→ **Task objective**
From the material beneath, pull every line with the word "icon".
· · ·
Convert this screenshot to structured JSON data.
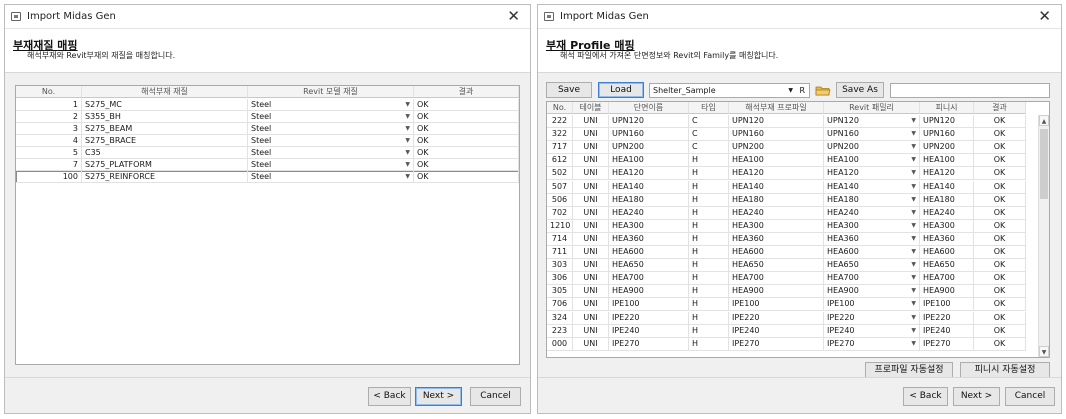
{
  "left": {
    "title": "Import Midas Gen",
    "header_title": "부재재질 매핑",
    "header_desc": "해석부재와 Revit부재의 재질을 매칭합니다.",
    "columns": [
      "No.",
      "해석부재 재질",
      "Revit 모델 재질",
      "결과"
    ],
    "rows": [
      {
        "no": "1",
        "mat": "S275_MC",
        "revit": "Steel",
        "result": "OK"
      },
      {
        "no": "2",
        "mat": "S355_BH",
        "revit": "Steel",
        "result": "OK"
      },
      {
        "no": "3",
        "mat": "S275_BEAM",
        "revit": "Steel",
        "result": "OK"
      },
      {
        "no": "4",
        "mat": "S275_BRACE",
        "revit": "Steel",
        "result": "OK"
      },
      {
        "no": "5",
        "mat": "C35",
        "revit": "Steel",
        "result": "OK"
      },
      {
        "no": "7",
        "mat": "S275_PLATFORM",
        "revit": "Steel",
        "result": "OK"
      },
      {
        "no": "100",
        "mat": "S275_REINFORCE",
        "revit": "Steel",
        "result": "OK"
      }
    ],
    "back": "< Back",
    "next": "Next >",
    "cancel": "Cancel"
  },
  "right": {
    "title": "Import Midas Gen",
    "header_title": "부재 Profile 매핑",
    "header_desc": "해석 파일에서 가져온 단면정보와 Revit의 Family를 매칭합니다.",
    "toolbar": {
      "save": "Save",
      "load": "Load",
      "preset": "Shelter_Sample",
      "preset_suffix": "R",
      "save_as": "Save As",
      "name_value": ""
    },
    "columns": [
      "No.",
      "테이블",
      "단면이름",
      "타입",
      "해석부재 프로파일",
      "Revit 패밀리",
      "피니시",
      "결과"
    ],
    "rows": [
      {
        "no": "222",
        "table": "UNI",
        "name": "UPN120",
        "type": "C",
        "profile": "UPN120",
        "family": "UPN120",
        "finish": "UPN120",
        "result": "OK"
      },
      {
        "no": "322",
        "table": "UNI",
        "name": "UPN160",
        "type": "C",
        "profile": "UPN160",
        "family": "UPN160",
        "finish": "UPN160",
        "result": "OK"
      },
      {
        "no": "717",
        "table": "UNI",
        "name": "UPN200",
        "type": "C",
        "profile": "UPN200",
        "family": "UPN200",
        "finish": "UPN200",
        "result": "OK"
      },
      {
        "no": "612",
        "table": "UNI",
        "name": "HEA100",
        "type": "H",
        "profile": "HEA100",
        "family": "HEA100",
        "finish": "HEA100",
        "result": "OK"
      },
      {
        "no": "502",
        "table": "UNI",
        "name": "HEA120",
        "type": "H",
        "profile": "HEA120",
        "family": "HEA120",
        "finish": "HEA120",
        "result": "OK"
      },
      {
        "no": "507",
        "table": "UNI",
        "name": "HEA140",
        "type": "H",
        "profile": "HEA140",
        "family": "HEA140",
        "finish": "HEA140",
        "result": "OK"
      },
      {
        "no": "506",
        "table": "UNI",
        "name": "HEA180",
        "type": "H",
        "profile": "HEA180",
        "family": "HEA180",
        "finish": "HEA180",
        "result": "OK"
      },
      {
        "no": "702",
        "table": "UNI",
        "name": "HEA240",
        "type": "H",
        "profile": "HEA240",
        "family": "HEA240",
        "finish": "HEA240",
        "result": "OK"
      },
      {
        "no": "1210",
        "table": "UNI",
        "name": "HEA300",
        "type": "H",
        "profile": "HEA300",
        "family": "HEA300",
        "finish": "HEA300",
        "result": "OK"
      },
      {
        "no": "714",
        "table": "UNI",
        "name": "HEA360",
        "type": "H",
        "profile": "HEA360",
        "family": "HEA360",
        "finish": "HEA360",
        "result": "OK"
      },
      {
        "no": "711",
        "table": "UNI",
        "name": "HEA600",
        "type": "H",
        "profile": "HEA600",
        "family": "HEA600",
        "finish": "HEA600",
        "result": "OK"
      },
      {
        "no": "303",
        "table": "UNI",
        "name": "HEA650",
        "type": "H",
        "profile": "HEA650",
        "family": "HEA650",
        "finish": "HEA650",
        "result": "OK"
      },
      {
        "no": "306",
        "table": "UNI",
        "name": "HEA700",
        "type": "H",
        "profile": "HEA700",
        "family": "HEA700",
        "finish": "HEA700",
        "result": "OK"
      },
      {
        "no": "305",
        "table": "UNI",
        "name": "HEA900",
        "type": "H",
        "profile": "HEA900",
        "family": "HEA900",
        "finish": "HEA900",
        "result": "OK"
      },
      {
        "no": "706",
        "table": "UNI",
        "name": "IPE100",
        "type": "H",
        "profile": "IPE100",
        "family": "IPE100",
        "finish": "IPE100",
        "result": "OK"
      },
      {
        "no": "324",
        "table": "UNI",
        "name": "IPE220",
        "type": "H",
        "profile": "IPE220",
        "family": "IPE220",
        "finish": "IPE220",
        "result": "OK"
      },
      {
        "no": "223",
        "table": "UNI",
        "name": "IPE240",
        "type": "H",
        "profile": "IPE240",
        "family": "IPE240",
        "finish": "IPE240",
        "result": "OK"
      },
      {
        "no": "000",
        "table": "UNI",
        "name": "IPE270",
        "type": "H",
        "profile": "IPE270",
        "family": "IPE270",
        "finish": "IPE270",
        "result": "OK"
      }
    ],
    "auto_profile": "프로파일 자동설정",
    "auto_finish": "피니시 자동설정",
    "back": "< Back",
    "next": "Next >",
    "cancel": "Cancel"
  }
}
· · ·
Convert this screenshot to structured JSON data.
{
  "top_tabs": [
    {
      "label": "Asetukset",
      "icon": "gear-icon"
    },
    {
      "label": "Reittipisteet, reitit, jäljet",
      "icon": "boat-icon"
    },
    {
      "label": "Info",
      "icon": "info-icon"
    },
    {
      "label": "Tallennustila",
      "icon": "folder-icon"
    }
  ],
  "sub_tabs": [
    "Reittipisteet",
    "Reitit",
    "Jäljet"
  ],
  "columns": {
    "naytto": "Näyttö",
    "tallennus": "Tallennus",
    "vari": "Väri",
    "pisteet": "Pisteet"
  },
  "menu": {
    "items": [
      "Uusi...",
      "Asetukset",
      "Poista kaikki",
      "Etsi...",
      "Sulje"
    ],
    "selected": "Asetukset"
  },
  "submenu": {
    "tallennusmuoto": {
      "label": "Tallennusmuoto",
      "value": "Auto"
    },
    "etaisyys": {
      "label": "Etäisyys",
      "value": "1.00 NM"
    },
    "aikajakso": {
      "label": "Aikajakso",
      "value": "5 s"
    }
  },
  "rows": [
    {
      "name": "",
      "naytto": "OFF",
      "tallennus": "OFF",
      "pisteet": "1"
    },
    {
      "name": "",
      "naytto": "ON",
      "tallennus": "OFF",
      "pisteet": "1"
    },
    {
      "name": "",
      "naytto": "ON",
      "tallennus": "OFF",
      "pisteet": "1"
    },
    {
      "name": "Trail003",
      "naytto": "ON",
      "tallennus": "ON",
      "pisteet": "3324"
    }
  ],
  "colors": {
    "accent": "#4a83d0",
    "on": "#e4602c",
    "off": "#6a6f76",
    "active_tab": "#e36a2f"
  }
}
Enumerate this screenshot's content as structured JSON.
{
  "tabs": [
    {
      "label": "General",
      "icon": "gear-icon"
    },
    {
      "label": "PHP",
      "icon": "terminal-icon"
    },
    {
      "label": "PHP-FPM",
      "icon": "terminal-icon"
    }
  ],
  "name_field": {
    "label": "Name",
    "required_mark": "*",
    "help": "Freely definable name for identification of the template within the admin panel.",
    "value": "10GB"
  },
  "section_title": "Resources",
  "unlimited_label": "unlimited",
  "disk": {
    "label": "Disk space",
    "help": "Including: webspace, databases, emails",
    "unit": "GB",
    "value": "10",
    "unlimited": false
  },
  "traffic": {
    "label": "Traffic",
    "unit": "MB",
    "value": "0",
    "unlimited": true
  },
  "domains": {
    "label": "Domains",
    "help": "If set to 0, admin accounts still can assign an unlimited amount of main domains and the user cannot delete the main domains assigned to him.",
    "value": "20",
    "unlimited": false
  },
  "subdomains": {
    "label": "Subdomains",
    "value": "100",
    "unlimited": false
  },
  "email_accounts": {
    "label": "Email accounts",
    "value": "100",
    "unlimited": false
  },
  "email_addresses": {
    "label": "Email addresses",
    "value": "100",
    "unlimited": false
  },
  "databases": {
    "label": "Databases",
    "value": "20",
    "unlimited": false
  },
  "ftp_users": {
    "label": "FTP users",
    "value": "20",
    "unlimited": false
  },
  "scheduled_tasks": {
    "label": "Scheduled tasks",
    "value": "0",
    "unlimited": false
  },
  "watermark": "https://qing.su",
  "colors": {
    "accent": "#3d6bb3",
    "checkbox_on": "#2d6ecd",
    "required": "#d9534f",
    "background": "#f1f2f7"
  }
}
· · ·
→ **Task answer**
      "icon": "gear-icon"
      "icon": "boat-icon"
      "icon": "info-icon"
      "icon": "folder-icon"
      "icon": "gear-icon"
      "icon": "terminal-icon"
      "icon": "terminal-icon"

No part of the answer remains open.